WHAT THE EXERCISE ASKS:
Each record must be repeated exactly as it stands.

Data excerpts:
┌──

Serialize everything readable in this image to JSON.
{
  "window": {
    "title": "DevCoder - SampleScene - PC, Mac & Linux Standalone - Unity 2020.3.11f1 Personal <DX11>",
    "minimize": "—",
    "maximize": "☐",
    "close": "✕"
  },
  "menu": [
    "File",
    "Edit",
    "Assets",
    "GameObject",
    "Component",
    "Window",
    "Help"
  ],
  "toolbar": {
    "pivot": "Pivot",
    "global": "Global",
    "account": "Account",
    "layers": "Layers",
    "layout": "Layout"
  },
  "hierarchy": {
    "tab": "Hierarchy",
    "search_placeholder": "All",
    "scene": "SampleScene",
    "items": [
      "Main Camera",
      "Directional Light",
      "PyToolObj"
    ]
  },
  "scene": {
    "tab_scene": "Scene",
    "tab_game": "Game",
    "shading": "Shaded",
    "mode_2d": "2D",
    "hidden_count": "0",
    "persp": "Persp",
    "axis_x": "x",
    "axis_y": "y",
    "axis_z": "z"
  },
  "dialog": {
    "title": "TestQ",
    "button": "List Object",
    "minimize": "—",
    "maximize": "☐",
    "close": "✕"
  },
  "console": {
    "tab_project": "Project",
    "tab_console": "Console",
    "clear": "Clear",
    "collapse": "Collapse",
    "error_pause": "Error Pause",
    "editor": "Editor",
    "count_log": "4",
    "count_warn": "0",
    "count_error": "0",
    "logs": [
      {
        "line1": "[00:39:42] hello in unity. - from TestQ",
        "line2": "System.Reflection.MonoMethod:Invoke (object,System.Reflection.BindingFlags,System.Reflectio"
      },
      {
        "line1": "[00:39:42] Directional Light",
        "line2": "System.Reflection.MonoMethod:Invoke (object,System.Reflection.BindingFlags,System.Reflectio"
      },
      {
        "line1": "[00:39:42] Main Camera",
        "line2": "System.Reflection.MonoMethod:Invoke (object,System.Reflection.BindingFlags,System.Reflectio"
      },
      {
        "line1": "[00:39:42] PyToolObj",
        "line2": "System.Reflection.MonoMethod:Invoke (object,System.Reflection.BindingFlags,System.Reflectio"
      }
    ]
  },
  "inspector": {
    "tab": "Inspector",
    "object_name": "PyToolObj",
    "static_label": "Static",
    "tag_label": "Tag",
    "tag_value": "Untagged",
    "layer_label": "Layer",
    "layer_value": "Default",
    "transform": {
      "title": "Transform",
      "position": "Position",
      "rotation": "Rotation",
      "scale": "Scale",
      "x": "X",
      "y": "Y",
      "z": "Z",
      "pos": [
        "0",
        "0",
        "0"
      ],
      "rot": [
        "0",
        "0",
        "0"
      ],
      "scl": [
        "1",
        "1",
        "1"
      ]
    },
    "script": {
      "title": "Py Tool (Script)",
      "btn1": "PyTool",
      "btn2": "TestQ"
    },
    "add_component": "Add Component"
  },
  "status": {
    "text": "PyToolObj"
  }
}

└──

WRITTEN REPLY:
Serialize everything readable in this image to JSON.
{
  "window": {
    "title": "DevCoder - SampleScene - PC, Mac & Linux Standalone - Unity 2020.3.11f1 Personal <DX11>",
    "minimize": "—",
    "maximize": "☐",
    "close": "✕"
  },
  "menu": [
    "File",
    "Edit",
    "Assets",
    "GameObject",
    "Component",
    "Window",
    "Help"
  ],
  "toolbar": {
    "pivot": "Pivot",
    "global": "Global",
    "account": "Account",
    "layers": "Layers",
    "layout": "Layout"
  },
  "hierarchy": {
    "tab": "Hierarchy",
    "search_placeholder": "All",
    "scene": "SampleScene",
    "items": [
      "Main Camera",
      "Directional Light",
      "PyToolObj"
    ]
  },
  "scene": {
    "tab_scene": "Scene",
    "tab_game": "Game",
    "shading": "Shaded",
    "mode_2d": "2D",
    "hidden_count": "0",
    "persp": "Persp",
    "axis_x": "x",
    "axis_y": "y",
    "axis_z": "z"
  },
  "dialog": {
    "title": "TestQ",
    "button": "List Object",
    "minimize": "—",
    "maximize": "☐",
    "close": "✕"
  },
  "console": {
    "tab_project": "Project",
    "tab_console": "Console",
    "clear": "Clear",
    "collapse": "Collapse",
    "error_pause": "Error Pause",
    "editor": "Editor",
    "count_log": "4",
    "count_warn": "0",
    "count_error": "0",
    "logs": [
      {
        "line1": "[00:39:42] hello in unity. - from TestQ",
        "line2": "System.Reflection.MonoMethod:Invoke (object,System.Reflection.BindingFlags,System.Reflectio"
      },
      {
        "line1": "[00:39:42] Directional Light",
        "line2": "System.Reflection.MonoMethod:Invoke (object,System.Reflection.BindingFlags,System.Reflectio"
      },
      {
        "line1": "[00:39:42] Main Camera",
        "line2": "System.Reflection.MonoMethod:Invoke (object,System.Reflection.BindingFlags,System.Reflectio"
      },
      {
        "line1": "[00:39:42] PyToolObj",
        "line2": "System.Reflection.MonoMethod:Invoke (object,System.Reflection.BindingFlags,System.Reflectio"
      }
    ]
  },
  "inspector": {
    "tab": "Inspector",
    "object_name": "PyToolObj",
    "static_label": "Static",
    "tag_label": "Tag",
    "tag_value": "Untagged",
    "layer_label": "Layer",
    "layer_value": "Default",
    "transform": {
      "title": "Transform",
      "position": "Position",
      "rotation": "Rotation",
      "scale": "Scale",
      "x": "X",
      "y": "Y",
      "z": "Z",
      "pos": [
        "0",
        "0",
        "0"
      ],
      "rot": [
        "0",
        "0",
        "0"
      ],
      "scl": [
        "1",
        "1",
        "1"
      ]
    },
    "script": {
      "title": "Py Tool (Script)",
      "btn1": "PyTool",
      "btn2": "TestQ"
    },
    "add_component": "Add Component"
  },
  "status": {
    "text": "PyToolObj"
  }
}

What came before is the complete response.